Matching Refugees to Host Country Locations Based on Preferences and Outcomes

Avidit Acharya, Kirk Bansak, and Jens Hainmueller

IPL Working Paper Series, No. 19-03 (2019)


The idea of refugee matching is to select resettlement locations that are likely to be a good fit for a given refugee to thrive. Research has shown that the place of initial settlement has a profound impact on the long-term integration success of refugees [see for example Bansak et al. (2018) included in a previous edition of the literature review]. Two main approaches to refugee matching have emerged: preference-based (i.e. assigned on the basis of the preferences of the refugees or the preferences of the locations), which is uncommon, and outcome-based matching (i.e. maximize refugees’ predicted integration success, e.g. as measured by employment or earnings). The authors summarize the advantages and disadvantages of each method.
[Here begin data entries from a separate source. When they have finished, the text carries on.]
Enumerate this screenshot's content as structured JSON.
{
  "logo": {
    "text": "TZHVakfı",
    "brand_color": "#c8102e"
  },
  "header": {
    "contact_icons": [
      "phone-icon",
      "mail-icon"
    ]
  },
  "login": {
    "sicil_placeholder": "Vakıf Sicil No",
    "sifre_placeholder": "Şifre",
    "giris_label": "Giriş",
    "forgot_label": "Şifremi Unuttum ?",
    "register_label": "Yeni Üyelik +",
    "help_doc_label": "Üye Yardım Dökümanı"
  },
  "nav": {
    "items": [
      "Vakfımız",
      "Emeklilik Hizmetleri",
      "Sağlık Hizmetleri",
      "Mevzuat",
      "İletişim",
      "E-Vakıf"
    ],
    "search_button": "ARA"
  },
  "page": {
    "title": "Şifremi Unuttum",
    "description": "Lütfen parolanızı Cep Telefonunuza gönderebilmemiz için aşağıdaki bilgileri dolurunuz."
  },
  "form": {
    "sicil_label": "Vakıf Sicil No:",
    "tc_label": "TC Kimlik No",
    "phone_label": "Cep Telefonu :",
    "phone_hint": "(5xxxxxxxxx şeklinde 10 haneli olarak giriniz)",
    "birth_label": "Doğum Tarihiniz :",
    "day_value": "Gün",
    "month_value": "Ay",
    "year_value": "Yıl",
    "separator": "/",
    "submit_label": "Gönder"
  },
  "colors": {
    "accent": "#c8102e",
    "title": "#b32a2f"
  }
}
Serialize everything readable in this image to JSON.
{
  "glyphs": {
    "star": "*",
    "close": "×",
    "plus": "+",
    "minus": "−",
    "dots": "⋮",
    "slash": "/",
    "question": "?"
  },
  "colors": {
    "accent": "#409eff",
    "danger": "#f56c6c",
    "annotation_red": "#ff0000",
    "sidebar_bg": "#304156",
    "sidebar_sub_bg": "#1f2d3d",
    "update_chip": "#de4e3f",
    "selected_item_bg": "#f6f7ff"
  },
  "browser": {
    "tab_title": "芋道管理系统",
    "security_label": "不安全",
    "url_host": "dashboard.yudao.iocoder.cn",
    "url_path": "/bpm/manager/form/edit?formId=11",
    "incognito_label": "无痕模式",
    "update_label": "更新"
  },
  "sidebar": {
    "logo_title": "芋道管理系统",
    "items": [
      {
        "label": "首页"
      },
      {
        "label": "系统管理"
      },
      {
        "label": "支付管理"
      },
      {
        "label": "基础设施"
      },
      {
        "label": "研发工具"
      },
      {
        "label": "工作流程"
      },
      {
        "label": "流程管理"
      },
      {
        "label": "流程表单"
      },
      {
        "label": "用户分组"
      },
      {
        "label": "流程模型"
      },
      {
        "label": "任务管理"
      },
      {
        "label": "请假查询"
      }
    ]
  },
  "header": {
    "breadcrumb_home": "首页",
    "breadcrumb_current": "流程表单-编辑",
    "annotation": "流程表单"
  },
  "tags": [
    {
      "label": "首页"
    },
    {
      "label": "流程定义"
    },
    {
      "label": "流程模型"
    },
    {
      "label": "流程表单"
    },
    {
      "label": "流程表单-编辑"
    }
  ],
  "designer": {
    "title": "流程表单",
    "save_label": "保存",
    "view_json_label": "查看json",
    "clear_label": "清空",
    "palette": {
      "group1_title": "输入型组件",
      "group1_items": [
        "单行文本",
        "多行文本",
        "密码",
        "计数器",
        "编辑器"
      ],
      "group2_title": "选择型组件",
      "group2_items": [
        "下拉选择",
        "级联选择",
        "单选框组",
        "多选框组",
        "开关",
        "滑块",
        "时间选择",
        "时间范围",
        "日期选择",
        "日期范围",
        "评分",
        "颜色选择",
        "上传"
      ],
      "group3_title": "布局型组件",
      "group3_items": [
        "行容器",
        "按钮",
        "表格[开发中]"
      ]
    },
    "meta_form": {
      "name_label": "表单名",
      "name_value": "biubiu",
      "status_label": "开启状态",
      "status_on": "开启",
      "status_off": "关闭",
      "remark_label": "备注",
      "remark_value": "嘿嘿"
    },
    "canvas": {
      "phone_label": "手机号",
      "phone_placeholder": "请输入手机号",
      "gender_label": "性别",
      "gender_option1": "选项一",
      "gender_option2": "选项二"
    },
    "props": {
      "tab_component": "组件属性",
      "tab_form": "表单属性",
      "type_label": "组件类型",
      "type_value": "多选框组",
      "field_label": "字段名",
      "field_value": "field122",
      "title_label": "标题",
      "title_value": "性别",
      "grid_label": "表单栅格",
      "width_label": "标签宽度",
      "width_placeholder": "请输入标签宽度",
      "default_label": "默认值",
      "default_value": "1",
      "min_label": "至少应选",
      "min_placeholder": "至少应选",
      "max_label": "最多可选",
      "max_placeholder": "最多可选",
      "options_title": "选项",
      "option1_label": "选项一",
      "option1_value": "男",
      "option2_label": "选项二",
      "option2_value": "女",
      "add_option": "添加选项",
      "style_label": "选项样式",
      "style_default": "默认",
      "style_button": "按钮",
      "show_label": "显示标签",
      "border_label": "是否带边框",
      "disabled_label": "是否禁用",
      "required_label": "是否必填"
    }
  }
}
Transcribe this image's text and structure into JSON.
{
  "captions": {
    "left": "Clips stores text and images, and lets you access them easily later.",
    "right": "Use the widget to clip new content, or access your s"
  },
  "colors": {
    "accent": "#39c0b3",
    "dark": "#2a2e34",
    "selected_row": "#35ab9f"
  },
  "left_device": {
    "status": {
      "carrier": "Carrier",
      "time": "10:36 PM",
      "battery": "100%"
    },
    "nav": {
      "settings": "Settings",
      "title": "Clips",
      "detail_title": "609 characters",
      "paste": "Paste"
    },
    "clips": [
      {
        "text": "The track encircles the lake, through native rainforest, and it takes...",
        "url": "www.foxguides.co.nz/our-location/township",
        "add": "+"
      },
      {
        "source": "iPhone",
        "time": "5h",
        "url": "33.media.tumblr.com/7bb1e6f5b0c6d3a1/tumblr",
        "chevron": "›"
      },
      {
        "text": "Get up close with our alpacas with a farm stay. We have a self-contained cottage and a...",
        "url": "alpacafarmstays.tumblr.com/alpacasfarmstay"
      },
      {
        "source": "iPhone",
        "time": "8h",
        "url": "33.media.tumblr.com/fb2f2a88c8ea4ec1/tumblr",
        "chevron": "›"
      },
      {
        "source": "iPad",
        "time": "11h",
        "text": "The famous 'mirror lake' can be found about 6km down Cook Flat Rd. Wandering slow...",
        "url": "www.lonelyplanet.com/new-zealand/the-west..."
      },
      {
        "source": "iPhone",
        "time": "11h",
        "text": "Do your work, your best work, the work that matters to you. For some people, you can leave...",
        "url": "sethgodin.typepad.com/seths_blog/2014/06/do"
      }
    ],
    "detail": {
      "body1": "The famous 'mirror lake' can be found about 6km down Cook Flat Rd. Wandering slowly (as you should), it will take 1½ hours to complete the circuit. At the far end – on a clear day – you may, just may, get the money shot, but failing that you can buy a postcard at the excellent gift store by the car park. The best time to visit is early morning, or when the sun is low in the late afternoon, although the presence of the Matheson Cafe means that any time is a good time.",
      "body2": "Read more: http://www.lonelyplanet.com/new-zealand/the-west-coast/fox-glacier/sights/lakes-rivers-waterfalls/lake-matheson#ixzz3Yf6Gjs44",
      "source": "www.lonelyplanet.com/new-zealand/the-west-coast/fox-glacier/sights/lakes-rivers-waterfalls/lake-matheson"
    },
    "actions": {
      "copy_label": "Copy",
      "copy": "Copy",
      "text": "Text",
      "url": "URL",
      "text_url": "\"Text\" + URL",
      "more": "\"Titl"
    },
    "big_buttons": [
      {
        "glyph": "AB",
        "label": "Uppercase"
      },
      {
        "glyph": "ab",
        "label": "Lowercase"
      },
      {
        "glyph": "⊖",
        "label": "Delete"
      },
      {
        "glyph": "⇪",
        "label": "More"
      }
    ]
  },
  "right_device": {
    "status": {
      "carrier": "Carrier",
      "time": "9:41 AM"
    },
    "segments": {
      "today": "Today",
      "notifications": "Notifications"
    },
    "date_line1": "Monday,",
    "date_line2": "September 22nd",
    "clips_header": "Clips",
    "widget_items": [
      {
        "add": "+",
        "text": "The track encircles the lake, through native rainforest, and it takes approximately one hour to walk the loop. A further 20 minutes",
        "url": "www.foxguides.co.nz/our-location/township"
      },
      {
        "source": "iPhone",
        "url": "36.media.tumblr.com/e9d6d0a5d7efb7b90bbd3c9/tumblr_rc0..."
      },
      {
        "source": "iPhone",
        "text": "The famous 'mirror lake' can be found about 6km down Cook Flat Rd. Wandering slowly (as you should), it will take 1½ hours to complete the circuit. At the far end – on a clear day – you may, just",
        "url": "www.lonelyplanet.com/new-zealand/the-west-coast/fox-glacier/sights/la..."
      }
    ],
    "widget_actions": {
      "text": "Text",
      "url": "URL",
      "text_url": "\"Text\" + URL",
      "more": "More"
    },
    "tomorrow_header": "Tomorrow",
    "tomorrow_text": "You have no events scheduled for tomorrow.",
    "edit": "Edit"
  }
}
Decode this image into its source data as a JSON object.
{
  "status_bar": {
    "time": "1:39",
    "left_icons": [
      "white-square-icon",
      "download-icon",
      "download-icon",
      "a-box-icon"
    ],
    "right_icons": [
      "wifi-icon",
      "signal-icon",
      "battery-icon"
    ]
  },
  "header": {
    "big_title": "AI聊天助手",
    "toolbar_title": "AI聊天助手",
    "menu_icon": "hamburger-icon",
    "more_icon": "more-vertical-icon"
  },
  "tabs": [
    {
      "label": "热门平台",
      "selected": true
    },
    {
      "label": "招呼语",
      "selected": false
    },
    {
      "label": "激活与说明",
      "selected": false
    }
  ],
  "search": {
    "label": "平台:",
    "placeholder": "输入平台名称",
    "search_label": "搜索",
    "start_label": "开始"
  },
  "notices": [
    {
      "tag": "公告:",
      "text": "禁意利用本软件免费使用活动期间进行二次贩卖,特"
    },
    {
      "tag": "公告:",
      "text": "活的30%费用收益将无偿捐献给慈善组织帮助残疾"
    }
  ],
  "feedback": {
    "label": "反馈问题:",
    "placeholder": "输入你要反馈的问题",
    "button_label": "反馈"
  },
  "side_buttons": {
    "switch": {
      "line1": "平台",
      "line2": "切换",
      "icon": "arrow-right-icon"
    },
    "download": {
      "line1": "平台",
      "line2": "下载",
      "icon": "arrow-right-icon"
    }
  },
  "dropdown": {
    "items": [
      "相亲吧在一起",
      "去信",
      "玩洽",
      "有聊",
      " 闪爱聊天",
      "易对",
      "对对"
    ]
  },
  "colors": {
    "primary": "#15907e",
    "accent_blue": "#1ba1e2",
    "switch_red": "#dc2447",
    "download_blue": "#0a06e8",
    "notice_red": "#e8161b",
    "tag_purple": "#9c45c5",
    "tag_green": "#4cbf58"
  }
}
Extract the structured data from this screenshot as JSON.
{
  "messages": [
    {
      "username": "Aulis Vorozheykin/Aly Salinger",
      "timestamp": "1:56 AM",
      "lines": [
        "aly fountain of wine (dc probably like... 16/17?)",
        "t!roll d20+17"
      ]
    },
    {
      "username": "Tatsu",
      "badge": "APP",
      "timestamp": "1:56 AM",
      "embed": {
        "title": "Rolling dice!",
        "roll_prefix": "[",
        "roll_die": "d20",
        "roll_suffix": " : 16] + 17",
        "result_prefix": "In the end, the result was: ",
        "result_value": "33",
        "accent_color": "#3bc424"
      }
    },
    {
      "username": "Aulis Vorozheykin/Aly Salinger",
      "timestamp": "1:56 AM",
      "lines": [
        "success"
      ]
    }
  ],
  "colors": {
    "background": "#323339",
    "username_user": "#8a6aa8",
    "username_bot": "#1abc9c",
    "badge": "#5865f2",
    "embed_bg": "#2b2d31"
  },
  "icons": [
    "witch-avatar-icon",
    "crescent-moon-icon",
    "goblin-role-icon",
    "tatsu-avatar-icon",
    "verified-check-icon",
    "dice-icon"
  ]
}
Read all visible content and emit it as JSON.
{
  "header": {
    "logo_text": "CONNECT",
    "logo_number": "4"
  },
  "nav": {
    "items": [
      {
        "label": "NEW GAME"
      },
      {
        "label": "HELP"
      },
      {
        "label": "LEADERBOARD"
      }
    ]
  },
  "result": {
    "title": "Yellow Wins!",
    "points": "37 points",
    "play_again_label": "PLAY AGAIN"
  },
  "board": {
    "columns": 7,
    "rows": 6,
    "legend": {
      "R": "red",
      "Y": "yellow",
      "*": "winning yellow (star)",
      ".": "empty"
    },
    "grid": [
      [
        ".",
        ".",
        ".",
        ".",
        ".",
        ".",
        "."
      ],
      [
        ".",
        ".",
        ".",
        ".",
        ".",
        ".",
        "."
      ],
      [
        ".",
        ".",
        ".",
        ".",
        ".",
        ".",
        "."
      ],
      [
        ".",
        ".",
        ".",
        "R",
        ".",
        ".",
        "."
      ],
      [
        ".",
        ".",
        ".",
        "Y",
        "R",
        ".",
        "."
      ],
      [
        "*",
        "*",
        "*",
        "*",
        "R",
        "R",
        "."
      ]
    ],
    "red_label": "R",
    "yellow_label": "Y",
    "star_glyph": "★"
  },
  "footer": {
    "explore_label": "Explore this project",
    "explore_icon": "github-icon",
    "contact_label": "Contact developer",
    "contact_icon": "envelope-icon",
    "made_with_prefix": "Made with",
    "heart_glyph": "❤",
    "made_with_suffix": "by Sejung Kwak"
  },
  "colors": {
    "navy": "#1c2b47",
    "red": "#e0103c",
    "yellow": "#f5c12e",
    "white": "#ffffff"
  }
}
The authors developed a mechanism that assigns refugees based on optimizing both refugee preferences and expected outcomes. The government first proposes a metric of integration success (e.g. refugee employment, earnings, health outcomes, etc.), and a minimum level of expected integration success that should be achieved, ‘g’. Secondly, refugees are matched to locations based on their preferences subject to meeting the government’s specified threshold. The algorithm then maps preferences to a feasible matching by serially assigning refugees to locations in a way that accommodates their preferences subject to being able to maintain the minimum average level of expected integration success. The authors illustrate this proposed mechanism using simulations and refugee data from the United States. They show that:

  • There is a clear tradeoff between realized preference ranks and outcome scores in all simulations because enforcing the requirement for a higher value of g requires the mechanism to deviate from the preference-based optimization. Conversely, if preferences and outcomes are positively correlated, then matching based on preferences should indirectly also lead to outcome-based matching, and hence deviation from the preference-based solution will not occur until a higher level of g is reached. If, in advance of their preference reporting, refugees were given information on their predicted outcomes in each location, they could incorporate such information into their preference determination, which would help alleviate the tradeoff in the mechanism.
  • The more similar are different families’ preferences, the more rivalrous is the matching procedure, and hence the more difficult it is to match families to one of their top-ranked locations given limited capacity in each location. Given a negative correlation between preferences and outcome scores (i.e. preference-based assignment is counter to the goal of optimizing for realized outcome scores), a positive correlation across families’ preferences has a significant impact on how the tradeoff affects the realized mean outcome score, with the tradeoff being more severe with a low correlation across preference vectors.
  • The more positive is the correlation between preference and outcome vectors, the later the tradeoff kicks in.

The proposed mechanism strikes a compromise by allowing governments to ensure a minimum level of expected integration success while at the same time respecting refugee preferences to the extent possible. It is also strategy proof, does not require refugees to rank all locations, and could be incorporated into existing assignment mechanisms by eliciting refugee preferences for their top locations.